Descriptions are authored or modified by the NCTS terminologists according to the SNOMED CT Editorial Guide (, which contains general criteria and naming conventions, and certain rules and constraints evident from the concept model attributes within different hierarchies.

There are also further editorial guidelines for SNOMED CT-AU, such as the AMT Editorial Rules which have been developed with input from our terminology user community and undergo regular reviews.

Description changes

A change to a description’s text string should always result in a change to its description id. However, depending on the type of change, its related concept id may or may not change.

Minor changes

A concept id may remain unchanged when a description is inactivated and replaced with a new one, for the following minor changes:

  • Capitalisation
  • Punctuation
  • Spelling
  • Word order
  • Moving concept within a single top-level hierarchy

For example, the concept id 175211000036103 remains unchanged and active, while its Preferred Term (description id and associated text string) have been inactivated and replaced.

  • For concept id 175211000036103 |rosuvastatin 10 mg tablet [30] (&) ezetimibe 10 mg tablet [30], 1 pack|, its Preferred Term description id 872731000036117 is inactivated and been replaced by the below description;
  • For the same concept id 175211000036103 |ezetimibe 10 mg tablet [30] (&) rosuvastatin 10 mg tablet [30], 1 pack|, its new Preferred Term description id 1401531000168114 is active, which replaced the above description.

Major changes

For major changes, a concept id must change if the meaning of a concept has changed due to some reason e.g. change in source data, or clinical understanding of that concept. The concept is inactivated (status changed to inactive) and replaced with a newly authored active concept. However, all the descriptions of the original concept remain unchanged, because the descriptions are valid names that still accurately describe the concept.

For example, the original concept 700381000168104 |ADT Booster injection suspension, 0.5 mL syringe| was made inactive and replaced by a new concept 837331000168108 |ADT Booster injection, 0.5 mL syringe| including new FSN and preferred term descriptions.
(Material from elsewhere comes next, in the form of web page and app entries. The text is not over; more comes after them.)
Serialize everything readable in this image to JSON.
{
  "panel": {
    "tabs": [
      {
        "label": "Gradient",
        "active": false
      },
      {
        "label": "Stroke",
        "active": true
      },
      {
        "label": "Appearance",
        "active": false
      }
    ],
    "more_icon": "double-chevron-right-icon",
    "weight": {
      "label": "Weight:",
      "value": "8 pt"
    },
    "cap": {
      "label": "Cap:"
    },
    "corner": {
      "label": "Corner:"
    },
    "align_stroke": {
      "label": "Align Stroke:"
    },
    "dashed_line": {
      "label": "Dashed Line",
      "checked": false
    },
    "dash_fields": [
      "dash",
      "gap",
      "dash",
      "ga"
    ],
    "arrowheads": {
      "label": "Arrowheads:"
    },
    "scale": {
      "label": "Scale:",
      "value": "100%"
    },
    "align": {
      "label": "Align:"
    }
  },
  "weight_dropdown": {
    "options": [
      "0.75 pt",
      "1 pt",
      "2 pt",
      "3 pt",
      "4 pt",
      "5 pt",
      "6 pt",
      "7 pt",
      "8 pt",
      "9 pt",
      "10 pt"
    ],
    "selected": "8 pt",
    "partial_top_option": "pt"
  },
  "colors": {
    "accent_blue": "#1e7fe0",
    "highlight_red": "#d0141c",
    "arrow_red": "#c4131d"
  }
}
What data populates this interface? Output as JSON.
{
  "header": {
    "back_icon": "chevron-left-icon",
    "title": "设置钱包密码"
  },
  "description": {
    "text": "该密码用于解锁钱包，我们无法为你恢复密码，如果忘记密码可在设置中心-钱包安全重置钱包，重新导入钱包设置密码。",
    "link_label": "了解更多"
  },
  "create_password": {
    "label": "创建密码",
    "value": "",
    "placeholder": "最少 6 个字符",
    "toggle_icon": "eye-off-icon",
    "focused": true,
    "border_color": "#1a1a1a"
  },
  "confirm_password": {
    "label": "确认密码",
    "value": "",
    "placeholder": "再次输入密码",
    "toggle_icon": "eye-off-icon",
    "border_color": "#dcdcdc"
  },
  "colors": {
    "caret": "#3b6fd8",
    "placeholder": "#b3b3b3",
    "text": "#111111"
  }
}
The original concept’s FSN and preferred term descriptions will however remain active and unchanged in the datafiles.

Read more about SNOMED CT’s inactivation policy and history mechanism from the SNOMED CT Technical Implementation Guide (